> _EXERCISE INSTRUCTIONS_
Please work out how many lines below contain the word "JSON", and reply with only that number.

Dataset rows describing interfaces
--- --- ---

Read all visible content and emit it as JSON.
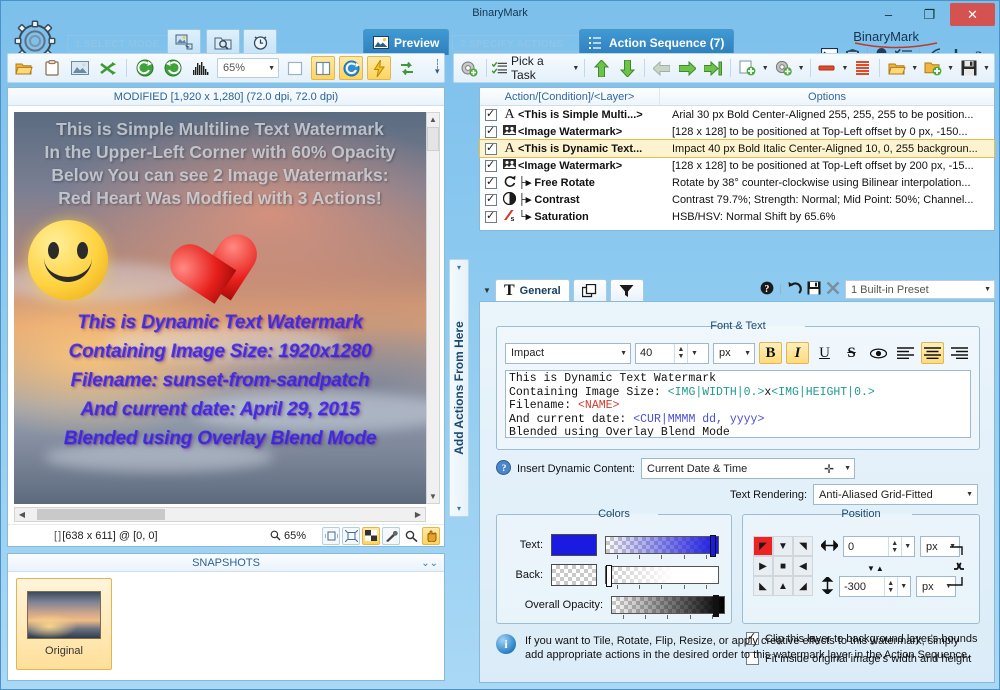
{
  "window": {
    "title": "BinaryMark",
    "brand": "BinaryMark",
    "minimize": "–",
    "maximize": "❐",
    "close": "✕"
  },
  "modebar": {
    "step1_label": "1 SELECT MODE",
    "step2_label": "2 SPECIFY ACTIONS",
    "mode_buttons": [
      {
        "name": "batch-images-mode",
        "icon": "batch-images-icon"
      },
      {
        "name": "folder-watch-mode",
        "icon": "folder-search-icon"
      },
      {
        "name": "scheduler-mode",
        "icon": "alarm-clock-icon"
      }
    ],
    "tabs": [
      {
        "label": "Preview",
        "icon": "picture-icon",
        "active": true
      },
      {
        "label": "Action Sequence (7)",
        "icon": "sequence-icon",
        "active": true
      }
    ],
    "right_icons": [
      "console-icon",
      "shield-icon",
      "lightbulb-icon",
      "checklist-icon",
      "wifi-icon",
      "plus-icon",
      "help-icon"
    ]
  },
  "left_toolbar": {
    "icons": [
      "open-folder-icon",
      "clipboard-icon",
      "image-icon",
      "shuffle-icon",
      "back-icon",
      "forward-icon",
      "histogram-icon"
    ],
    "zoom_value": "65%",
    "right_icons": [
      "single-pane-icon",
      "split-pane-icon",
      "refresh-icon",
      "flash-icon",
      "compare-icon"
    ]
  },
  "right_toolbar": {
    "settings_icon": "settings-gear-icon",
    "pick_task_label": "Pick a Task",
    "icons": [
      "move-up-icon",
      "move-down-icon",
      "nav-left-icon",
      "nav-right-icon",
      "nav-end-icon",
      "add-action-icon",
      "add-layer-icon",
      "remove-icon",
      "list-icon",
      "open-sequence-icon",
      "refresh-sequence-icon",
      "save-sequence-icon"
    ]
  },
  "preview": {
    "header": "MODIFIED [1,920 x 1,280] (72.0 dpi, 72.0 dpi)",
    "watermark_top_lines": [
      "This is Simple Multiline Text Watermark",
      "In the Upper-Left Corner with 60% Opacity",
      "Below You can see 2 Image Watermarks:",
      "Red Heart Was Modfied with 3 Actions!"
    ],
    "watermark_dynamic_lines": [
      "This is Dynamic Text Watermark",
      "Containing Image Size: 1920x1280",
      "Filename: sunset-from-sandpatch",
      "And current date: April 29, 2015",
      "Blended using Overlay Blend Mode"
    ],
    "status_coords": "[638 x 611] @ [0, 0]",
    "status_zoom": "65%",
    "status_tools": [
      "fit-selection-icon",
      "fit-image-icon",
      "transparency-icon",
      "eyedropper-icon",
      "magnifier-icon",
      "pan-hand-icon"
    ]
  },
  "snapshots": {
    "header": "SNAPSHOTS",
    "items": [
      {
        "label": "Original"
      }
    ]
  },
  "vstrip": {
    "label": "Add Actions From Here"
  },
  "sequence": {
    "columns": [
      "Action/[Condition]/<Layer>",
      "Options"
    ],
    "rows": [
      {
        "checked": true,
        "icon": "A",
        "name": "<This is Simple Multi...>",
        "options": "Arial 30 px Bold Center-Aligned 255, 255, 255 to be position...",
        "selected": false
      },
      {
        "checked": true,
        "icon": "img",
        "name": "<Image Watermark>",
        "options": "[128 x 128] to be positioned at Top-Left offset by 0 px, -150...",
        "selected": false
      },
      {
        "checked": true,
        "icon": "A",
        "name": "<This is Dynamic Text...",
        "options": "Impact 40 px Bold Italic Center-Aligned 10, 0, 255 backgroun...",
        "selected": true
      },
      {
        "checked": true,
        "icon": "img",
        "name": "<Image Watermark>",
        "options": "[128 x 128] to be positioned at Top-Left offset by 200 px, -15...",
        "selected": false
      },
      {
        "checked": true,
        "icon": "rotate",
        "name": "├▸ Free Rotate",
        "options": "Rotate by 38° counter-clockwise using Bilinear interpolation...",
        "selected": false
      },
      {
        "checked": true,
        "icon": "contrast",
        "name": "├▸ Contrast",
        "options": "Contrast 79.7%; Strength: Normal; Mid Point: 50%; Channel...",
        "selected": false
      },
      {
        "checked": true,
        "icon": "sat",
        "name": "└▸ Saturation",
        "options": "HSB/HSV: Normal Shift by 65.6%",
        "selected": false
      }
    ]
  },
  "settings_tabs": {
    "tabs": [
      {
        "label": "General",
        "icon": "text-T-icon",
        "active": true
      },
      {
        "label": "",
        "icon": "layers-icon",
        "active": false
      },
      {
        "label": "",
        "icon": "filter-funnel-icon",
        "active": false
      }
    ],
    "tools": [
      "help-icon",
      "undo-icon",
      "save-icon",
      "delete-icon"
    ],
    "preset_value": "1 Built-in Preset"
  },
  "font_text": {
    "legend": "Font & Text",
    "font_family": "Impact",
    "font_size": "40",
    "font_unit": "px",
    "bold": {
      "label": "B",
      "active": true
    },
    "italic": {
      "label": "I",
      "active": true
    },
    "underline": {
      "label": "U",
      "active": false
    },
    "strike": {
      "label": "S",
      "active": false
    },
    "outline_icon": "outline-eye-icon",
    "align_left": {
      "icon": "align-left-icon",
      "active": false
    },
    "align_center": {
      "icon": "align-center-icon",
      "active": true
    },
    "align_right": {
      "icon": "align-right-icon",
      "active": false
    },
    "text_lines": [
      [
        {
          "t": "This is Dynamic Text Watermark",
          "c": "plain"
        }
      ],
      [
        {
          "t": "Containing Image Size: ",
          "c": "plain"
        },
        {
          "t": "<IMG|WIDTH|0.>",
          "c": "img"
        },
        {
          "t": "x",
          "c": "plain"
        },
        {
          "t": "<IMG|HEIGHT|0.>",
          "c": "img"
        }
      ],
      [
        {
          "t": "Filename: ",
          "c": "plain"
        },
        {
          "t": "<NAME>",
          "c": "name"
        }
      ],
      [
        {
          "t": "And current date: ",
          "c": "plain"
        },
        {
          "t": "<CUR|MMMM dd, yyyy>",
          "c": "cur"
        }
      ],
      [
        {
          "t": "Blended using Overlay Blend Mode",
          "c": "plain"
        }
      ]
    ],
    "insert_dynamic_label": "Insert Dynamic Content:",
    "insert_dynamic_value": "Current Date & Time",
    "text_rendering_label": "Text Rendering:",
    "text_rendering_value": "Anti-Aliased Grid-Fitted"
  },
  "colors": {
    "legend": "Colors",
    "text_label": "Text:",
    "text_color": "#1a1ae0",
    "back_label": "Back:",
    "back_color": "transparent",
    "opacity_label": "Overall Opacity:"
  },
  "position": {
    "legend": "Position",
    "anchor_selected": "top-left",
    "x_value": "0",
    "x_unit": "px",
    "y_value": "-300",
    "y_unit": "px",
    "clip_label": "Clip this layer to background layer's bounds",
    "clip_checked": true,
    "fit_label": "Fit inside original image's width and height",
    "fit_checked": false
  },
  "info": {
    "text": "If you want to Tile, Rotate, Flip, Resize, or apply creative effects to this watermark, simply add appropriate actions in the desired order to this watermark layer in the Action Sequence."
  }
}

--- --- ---

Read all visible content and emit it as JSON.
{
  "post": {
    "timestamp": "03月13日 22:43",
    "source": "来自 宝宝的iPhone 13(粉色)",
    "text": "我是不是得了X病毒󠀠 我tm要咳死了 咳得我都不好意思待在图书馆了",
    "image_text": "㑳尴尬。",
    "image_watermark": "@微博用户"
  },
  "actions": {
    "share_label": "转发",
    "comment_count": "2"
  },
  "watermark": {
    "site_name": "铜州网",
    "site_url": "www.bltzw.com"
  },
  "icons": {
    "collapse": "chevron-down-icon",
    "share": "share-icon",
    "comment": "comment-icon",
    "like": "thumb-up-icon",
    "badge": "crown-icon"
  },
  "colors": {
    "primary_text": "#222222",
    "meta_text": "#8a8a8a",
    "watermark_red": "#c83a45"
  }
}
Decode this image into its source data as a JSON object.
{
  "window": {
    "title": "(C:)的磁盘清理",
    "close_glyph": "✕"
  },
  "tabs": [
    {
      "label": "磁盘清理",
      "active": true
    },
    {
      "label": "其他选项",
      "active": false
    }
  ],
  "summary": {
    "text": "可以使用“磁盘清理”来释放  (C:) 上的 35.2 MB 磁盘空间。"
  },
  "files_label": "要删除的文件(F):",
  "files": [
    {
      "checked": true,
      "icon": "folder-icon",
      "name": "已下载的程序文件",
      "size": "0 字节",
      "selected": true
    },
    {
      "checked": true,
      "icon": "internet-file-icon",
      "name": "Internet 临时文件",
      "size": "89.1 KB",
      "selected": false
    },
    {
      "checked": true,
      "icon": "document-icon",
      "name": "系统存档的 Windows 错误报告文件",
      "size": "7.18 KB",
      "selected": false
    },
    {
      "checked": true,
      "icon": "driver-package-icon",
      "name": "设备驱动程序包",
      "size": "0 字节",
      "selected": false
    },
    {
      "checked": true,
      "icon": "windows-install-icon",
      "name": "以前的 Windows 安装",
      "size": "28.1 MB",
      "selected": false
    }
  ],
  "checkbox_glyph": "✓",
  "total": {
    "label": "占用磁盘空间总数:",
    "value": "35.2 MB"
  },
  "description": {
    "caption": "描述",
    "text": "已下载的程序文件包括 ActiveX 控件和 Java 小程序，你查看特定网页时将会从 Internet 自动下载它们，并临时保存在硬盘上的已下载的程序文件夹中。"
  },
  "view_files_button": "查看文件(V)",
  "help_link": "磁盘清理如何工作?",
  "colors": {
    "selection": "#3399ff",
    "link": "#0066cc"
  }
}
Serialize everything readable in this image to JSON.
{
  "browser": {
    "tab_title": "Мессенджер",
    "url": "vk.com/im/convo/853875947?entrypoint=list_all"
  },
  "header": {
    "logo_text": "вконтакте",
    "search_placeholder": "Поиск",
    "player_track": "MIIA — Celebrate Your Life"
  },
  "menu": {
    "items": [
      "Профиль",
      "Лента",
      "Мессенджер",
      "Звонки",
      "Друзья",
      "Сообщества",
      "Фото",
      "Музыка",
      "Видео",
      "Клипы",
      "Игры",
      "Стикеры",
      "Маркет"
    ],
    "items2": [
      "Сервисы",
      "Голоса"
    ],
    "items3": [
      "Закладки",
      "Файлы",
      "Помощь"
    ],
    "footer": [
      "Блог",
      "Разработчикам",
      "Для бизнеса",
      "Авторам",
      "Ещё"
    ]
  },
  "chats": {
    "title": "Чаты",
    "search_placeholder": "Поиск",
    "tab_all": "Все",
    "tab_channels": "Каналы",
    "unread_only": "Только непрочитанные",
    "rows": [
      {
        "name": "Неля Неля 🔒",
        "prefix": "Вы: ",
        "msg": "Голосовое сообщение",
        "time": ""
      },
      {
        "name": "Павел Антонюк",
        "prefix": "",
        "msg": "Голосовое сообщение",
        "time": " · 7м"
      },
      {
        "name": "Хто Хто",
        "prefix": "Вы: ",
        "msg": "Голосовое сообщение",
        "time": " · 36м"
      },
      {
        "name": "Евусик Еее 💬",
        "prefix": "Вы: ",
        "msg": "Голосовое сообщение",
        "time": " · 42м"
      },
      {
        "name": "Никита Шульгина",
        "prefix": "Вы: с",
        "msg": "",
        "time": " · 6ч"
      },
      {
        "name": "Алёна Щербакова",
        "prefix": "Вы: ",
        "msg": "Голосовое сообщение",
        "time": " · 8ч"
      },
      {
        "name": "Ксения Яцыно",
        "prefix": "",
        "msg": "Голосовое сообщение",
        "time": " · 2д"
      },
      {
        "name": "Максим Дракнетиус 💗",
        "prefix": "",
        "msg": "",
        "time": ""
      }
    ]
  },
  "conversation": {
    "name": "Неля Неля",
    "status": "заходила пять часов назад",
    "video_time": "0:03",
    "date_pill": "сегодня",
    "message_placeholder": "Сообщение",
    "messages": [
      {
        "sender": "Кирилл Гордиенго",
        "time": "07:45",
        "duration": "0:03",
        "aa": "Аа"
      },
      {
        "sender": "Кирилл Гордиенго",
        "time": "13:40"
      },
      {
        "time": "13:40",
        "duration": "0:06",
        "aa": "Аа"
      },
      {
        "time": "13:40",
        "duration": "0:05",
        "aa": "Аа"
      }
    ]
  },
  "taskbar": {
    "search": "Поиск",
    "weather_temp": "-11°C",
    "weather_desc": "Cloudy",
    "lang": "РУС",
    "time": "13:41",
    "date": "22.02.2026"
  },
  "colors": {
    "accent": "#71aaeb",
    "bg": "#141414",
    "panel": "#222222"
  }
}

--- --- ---

> _RESULT_
4